Party has nothing to lose and much to gain from its changes to the rules on selecting its leader.

It is very much to Labour's credit that it has put in place a more democratic set of internal rules and that the outbreak of democracy now applies to the election of the leader as well. The events of recent days, however, suggest the party has yet to understand fully or feel comfortable with the new procedures.

The new electoral college, which extends the power to choose a leader to party members and affiliated bodies as well as to MPs, is modelled fairly closely on the procedures of the British Labour Party.

In the UK, though, the leader faces an annual election; and it was the need to protect the party against frivolous or vexatious challenges to the leader that led to the requirement that a challenger would have to secure the nominations of at least 20 per cent of the parliamentary party.

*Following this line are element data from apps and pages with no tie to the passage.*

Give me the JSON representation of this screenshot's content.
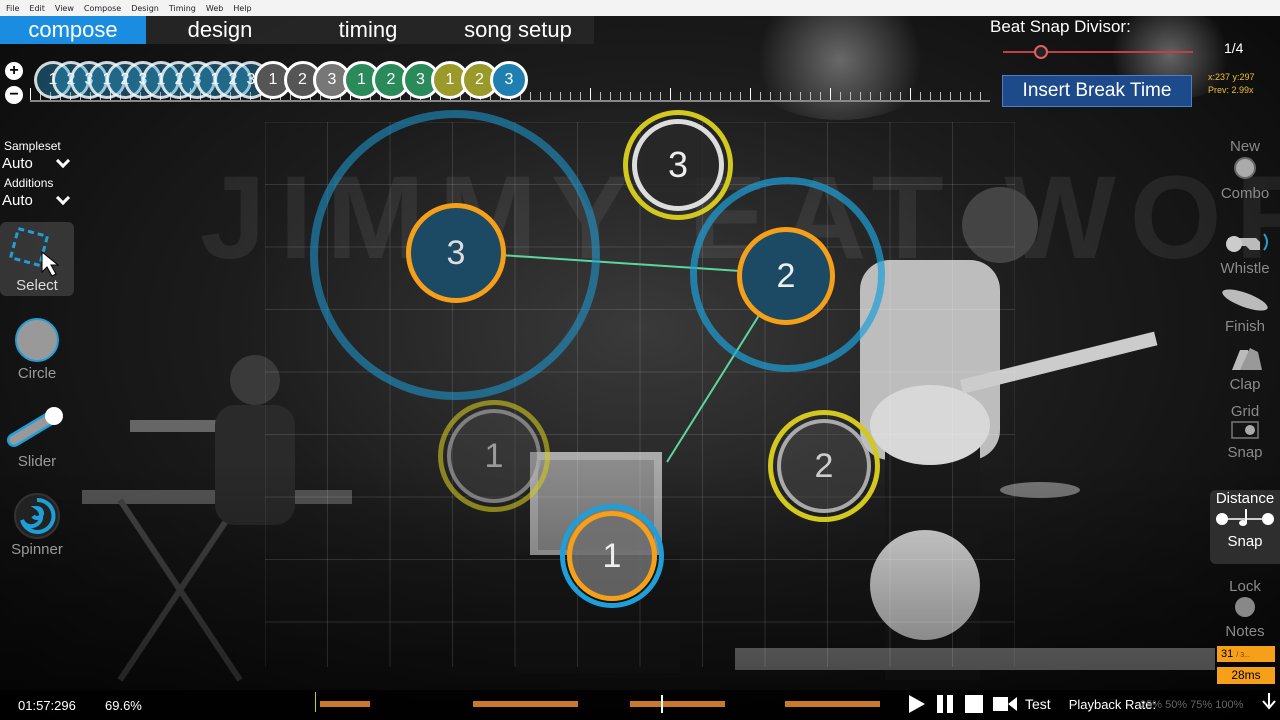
{
  "menu": [
    "File",
    "Edit",
    "View",
    "Compose",
    "Design",
    "Timing",
    "Web",
    "Help"
  ],
  "tabs": [
    {
      "label": "compose",
      "active": true
    },
    {
      "label": "design",
      "active": false
    },
    {
      "label": "timing",
      "active": false
    },
    {
      "label": "song setup",
      "active": false
    }
  ],
  "timeline": {
    "zoom_in": "+",
    "zoom_out": "−",
    "combo_numbers": [
      "1",
      "2",
      "3",
      "1",
      "2",
      "3",
      "1",
      "2",
      "3",
      "1",
      "2",
      "3",
      "1",
      "2",
      "3",
      "1",
      "2",
      "3",
      "1",
      "2",
      "3"
    ]
  },
  "beat_snap": {
    "label": "Beat Snap Divisor:",
    "value": "1/4",
    "slider_position": 0.2
  },
  "insert_break": "Insert Break Time",
  "coords": {
    "line1": "x:237 y:297",
    "line2": "Prev: 2.99x"
  },
  "sampleset": {
    "label": "Sampleset",
    "value": "Auto"
  },
  "additions": {
    "label": "Additions",
    "value": "Auto"
  },
  "left_tools": [
    {
      "label": "Select",
      "icon": "select-icon",
      "active": true
    },
    {
      "label": "Circle",
      "icon": "circle-icon",
      "active": false
    },
    {
      "label": "Slider",
      "icon": "slider-icon",
      "active": false
    },
    {
      "label": "Spinner",
      "icon": "spinner-icon",
      "active": false
    }
  ],
  "right_tools": {
    "new_combo": {
      "line1": "New",
      "line2": "Combo"
    },
    "whistle": "Whistle",
    "finish": "Finish",
    "clap": "Clap",
    "grid_snap": {
      "line1": "Grid",
      "line2": "Snap"
    },
    "distance_snap": {
      "line1": "Distance",
      "line2": "Snap"
    },
    "lock_notes": {
      "line1": "Lock",
      "line2": "Notes"
    }
  },
  "background_text": "JIMMY EAT WORLD",
  "hit_objects": [
    {
      "number": "3",
      "style": "yellow"
    },
    {
      "number": "3",
      "style": "blue-selected"
    },
    {
      "number": "2",
      "style": "blue-selected"
    },
    {
      "number": "1",
      "style": "yellow"
    },
    {
      "number": "2",
      "style": "yellow"
    },
    {
      "number": "1",
      "style": "blue-selected"
    }
  ],
  "counters": {
    "objects": "31",
    "objects_total": "/ 3... ",
    "latency": "28ms"
  },
  "bottom": {
    "time": "01:57:296",
    "percent": "69.6%",
    "test": "Test",
    "playback_rate": "Playback Rate:",
    "rate_options": "25%  50%  75%  100%",
    "progress_fraction": 0.696
  },
  "colors": {
    "accent": "#1a8de0",
    "orange": "#f5a018",
    "yellow_ring": "#d2c81e",
    "blue_ring": "#1e9fd9"
  }
}
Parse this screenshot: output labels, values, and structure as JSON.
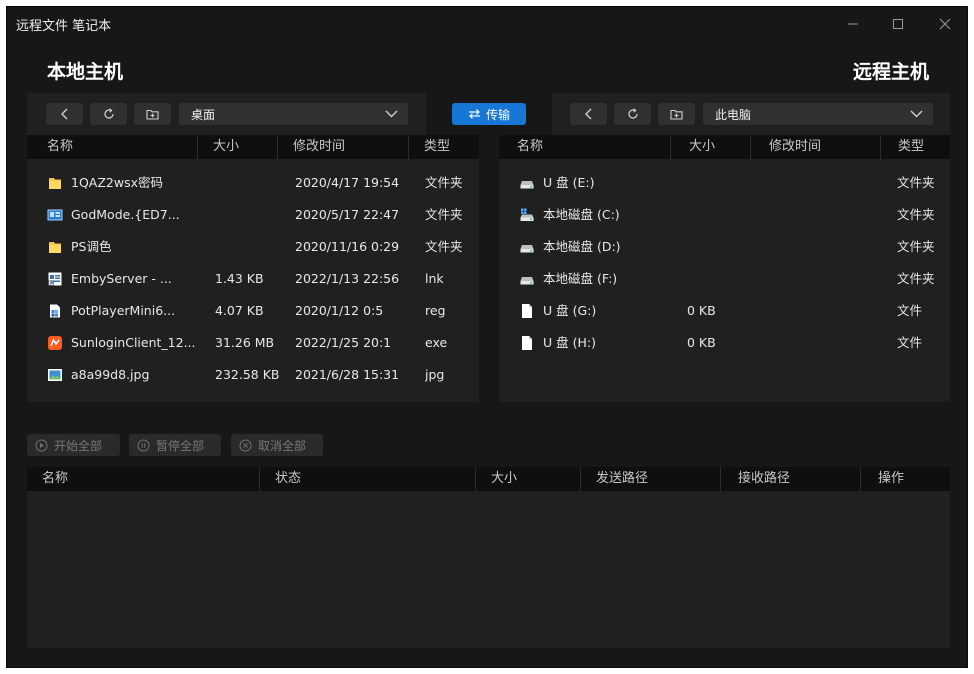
{
  "window": {
    "title": "远程文件 笔记本"
  },
  "local": {
    "heading": "本地主机",
    "path": "桌面",
    "columns": [
      "名称",
      "大小",
      "修改时间",
      "类型"
    ],
    "files": [
      {
        "name": "1QAZ2wsx密码",
        "size": "",
        "modified": "2020/4/17 19:54",
        "type": "文件夹",
        "icon": "folder-icon"
      },
      {
        "name": "GodMode.{ED7...",
        "size": "",
        "modified": "2020/5/17 22:47",
        "type": "文件夹",
        "icon": "control-panel-icon"
      },
      {
        "name": "PS调色",
        "size": "",
        "modified": "2020/11/16 0:29",
        "type": "文件夹",
        "icon": "folder-icon"
      },
      {
        "name": "EmbyServer - ...",
        "size": "1.43 KB",
        "modified": "2022/1/13 22:56",
        "type": "lnk",
        "icon": "shortcut-icon"
      },
      {
        "name": "PotPlayerMini6...",
        "size": "4.07 KB",
        "modified": "2020/1/12 0:5",
        "type": "reg",
        "icon": "registry-icon"
      },
      {
        "name": "SunloginClient_12...",
        "size": "31.26 MB",
        "modified": "2022/1/25 20:1",
        "type": "exe",
        "icon": "sunlogin-app-icon"
      },
      {
        "name": "a8a99d8.jpg",
        "size": "232.58 KB",
        "modified": "2021/6/28 15:31",
        "type": "jpg",
        "icon": "image-file-icon"
      }
    ]
  },
  "transfer": {
    "label": "传输"
  },
  "remote": {
    "heading": "远程主机",
    "path": "此电脑",
    "columns": [
      "名称",
      "大小",
      "修改时间",
      "类型"
    ],
    "files": [
      {
        "name": "U 盘 (E:)",
        "size": "",
        "modified": "",
        "type": "文件夹",
        "icon": "drive-icon"
      },
      {
        "name": "本地磁盘 (C:)",
        "size": "",
        "modified": "",
        "type": "文件夹",
        "icon": "system-drive-icon"
      },
      {
        "name": "本地磁盘 (D:)",
        "size": "",
        "modified": "",
        "type": "文件夹",
        "icon": "drive-icon"
      },
      {
        "name": "本地磁盘 (F:)",
        "size": "",
        "modified": "",
        "type": "文件夹",
        "icon": "drive-icon"
      },
      {
        "name": "U 盘 (G:)",
        "size": "0 KB",
        "modified": "",
        "type": "文件",
        "icon": "blank-file-icon"
      },
      {
        "name": "U 盘 (H:)",
        "size": "0 KB",
        "modified": "",
        "type": "文件",
        "icon": "blank-file-icon"
      }
    ]
  },
  "queue": {
    "start_all": "开始全部",
    "pause_all": "暂停全部",
    "cancel_all": "取消全部",
    "columns": [
      "名称",
      "状态",
      "大小",
      "发送路径",
      "接收路径",
      "操作"
    ]
  },
  "colors": {
    "background": "#171717",
    "panel": "#202020",
    "header": "#0f0f0f",
    "accent": "#1677d6",
    "folder": "#f5c542"
  }
}
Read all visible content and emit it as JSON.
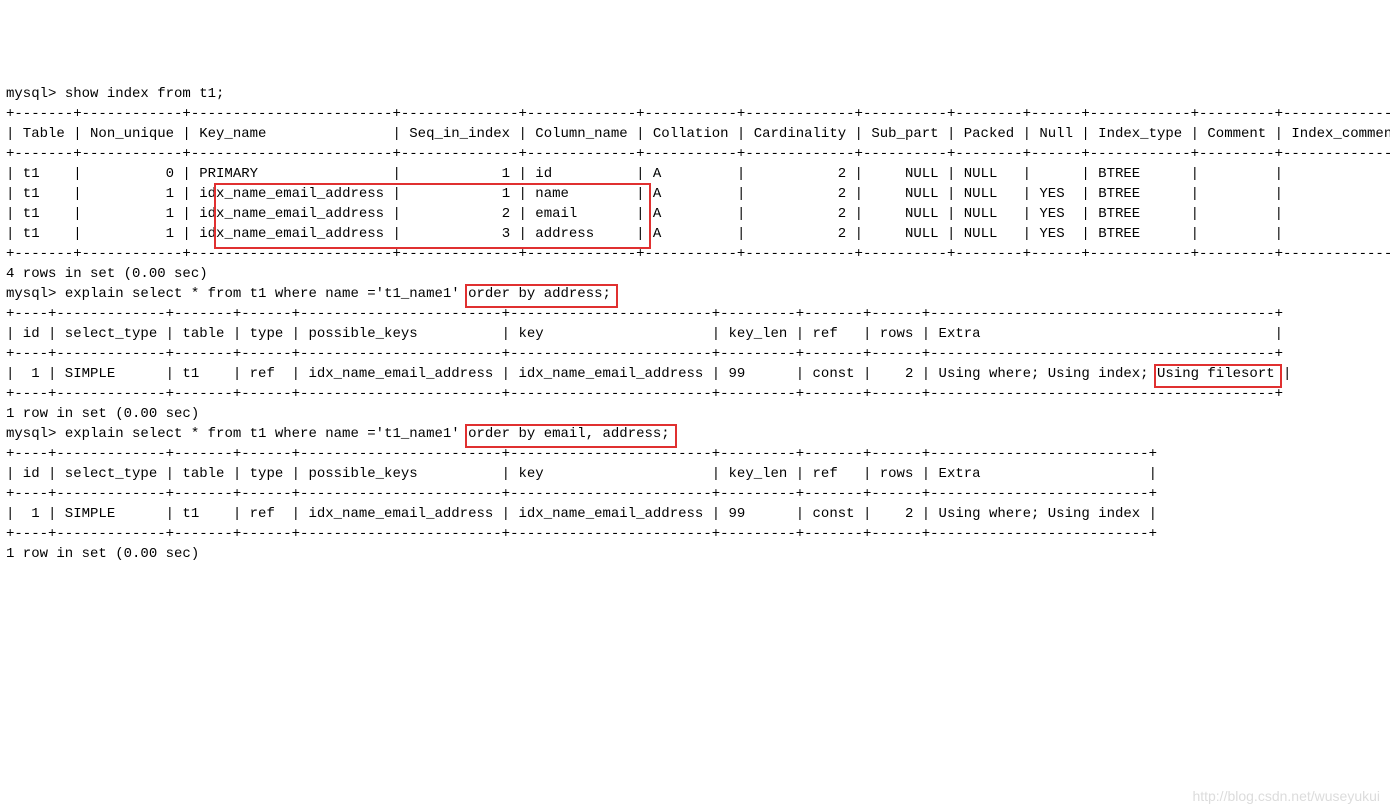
{
  "prompt": "mysql>",
  "cmd1": "show index from t1;",
  "border_top1": "+-------+------------+------------------------+--------------+-------------+-----------+-------------+----------+--------+------+------------+---------+---------------+",
  "header1": "| Table | Non_unique | Key_name               | Seq_in_index | Column_name | Collation | Cardinality | Sub_part | Packed | Null | Index_type | Comment | Index_comment |",
  "row1a": "| t1    |          0 | PRIMARY                |            1 | id          | A         |           2 |     NULL | NULL   |      | BTREE      |         |               |",
  "row1b": "| t1    |          1 | idx_name_email_address |            1 | name        | A         |           2 |     NULL | NULL   | YES  | BTREE      |         |               |",
  "row1c": "| t1    |          1 | idx_name_email_address |            2 | email       | A         |           2 |     NULL | NULL   | YES  | BTREE      |         |               |",
  "row1d": "| t1    |          1 | idx_name_email_address |            3 | address     | A         |           2 |     NULL | NULL   | YES  | BTREE      |         |               |",
  "result1": "4 rows in set (0.00 sec)",
  "blank": "",
  "cmd2_a": "explain select * from t1 where name ='t1_name1' ",
  "cmd2_b": "order by address;",
  "border_top2": "+----+-------------+-------+------+------------------------+------------------------+---------+-------+------+-----------------------------------------+",
  "header2": "| id | select_type | table | type | possible_keys          | key                    | key_len | ref   | rows | Extra                                   |",
  "row2_a": "|  1 | SIMPLE      | t1    | ref  | idx_name_email_address | idx_name_email_address | 99      | const |    2 | Using where; Using index; ",
  "row2_b": "Using filesort",
  "row2_c": " |",
  "result2": "1 row in set (0.00 sec)",
  "cmd3_a": "explain select * from t1 where name ='t1_name1' ",
  "cmd3_b": "order by email, address;",
  "border_top3": "+----+-------------+-------+------+------------------------+------------------------+---------+-------+------+--------------------------+",
  "header3": "| id | select_type | table | type | possible_keys          | key                    | key_len | ref   | rows | Extra                    |",
  "row3": "|  1 | SIMPLE      | t1    | ref  | idx_name_email_address | idx_name_email_address | 99      | const |    2 | Using where; Using index |",
  "result3": "1 row in set (0.00 sec)",
  "watermark": "http://blog.csdn.net/wuseyukui",
  "chart_data": {
    "type": "table",
    "tables": [
      {
        "title": "show index from t1",
        "columns": [
          "Table",
          "Non_unique",
          "Key_name",
          "Seq_in_index",
          "Column_name",
          "Collation",
          "Cardinality",
          "Sub_part",
          "Packed",
          "Null",
          "Index_type",
          "Comment",
          "Index_comment"
        ],
        "rows": [
          [
            "t1",
            0,
            "PRIMARY",
            1,
            "id",
            "A",
            2,
            "NULL",
            "NULL",
            "",
            "BTREE",
            "",
            ""
          ],
          [
            "t1",
            1,
            "idx_name_email_address",
            1,
            "name",
            "A",
            2,
            "NULL",
            "NULL",
            "YES",
            "BTREE",
            "",
            ""
          ],
          [
            "t1",
            1,
            "idx_name_email_address",
            2,
            "email",
            "A",
            2,
            "NULL",
            "NULL",
            "YES",
            "BTREE",
            "",
            ""
          ],
          [
            "t1",
            1,
            "idx_name_email_address",
            3,
            "address",
            "A",
            2,
            "NULL",
            "NULL",
            "YES",
            "BTREE",
            "",
            ""
          ]
        ]
      },
      {
        "title": "explain select * from t1 where name ='t1_name1' order by address",
        "columns": [
          "id",
          "select_type",
          "table",
          "type",
          "possible_keys",
          "key",
          "key_len",
          "ref",
          "rows",
          "Extra"
        ],
        "rows": [
          [
            1,
            "SIMPLE",
            "t1",
            "ref",
            "idx_name_email_address",
            "idx_name_email_address",
            99,
            "const",
            2,
            "Using where; Using index; Using filesort"
          ]
        ]
      },
      {
        "title": "explain select * from t1 where name ='t1_name1' order by email, address",
        "columns": [
          "id",
          "select_type",
          "table",
          "type",
          "possible_keys",
          "key",
          "key_len",
          "ref",
          "rows",
          "Extra"
        ],
        "rows": [
          [
            1,
            "SIMPLE",
            "t1",
            "ref",
            "idx_name_email_address",
            "idx_name_email_address",
            99,
            "const",
            2,
            "Using where; Using index"
          ]
        ]
      }
    ]
  }
}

It was that requirement I had to meet when I made my bid for the leadership in 1992 after the resignation of the then leader, Neil Kinnock.

In the UK and more particularly New Zealand, though, MPs have given up their exclusive power to elect the leader with some reluctance. The fear is always that the wider party electorate could saddle the parliamentary party with a leader who did not enjoy the confidence of MPs.


We saw something of this in the provision put to last week's conference to the effect that the new democracy would apply only if 60 per cent of MPs agreed that there should be an election.

It was always unlikely that this restriction would survive long. You cannot show the dog the rabbit then expect it to accept, as the rabbit is put back in the hat, that it was only for show.

Delegates to the conference were virtually certain to twig that, under the proposed rule, the caucus had retained for itself the virtually unassailable power to decide whether democracy should apply or not.

When the eminently predictable happened, however, and the delegates asserted themselves by demanding a lower barrier to the new democratic process, many in the party - and most in the media - were apparently taken by surprise.

The result was that a state of extreme excitement was engendered overnight. Suddenly, what had seemed a distant and uncertain prospect became - in the minds of many - a virtual certainty; there would be a challenge to David Shearer's leadership.

Sadly, many who should have known better enthusiastically played the roles assigned to them by slavering media. Victims and villains were quickly identified and condemned. "Strong" action was urged. Personal antipathies and grievances were widely aired.

No better case for a wider electorate than the caucus could have been made. On this evidence, a significant role for the party membership is long overdue, since they are less concerned about their career prospects or personal rivalries and are more likely to focus instead on the need to elect a Labour government.

Let us remind ourselves of where we have got to. There will be, irrespective of whether there is any challenge, and as the rules provide, a vote in February to confirm or otherwise David Shearer's leadership. After his achievements so far, and the fact that he enjoyed a good conference and made an excellent speech, he should and will feel confident about the outcome of that vote.

But the provision that there should be such a vote at least once in three years is there advisedly. The fact that it is to take place is in no sense evidence that a challenge is imminent. But, at the very least, it provides a safety valve - an opportunity for any disaffection to be expressed in a secret ballot.

If David Shearer is endorsed in that vote, the absence of any disaffection will have been established. Only in the unlikely event that the leader loses that vote will be there be a new election and only then will we know which contender (or more likely contenders) will put their names forward. And let us remind ourselves that harbouring leadership ambitions is hardly in itself a hanging offence.

If these are recognised as the outcomes that are presumably desired and intended and they are handled with calmness and good sense, the Labour Party has nothing to lose and much to gain from the new procedures.

The party will in February most probably confirm that it has the right leader to take it into the next general election, or will elect a new leader who it thinks could do a better job.

In either event, the focus must be on replacing a government whose tribulations this year and parliamentary arithmetic both strongly suggest is there for the taking. Party members should breathe through their noses and enjoy the process that they have ordained; it is, after all, democracy in practice.

Bryan Gould is a former Waikato University vice-chancellor and British Labour MP.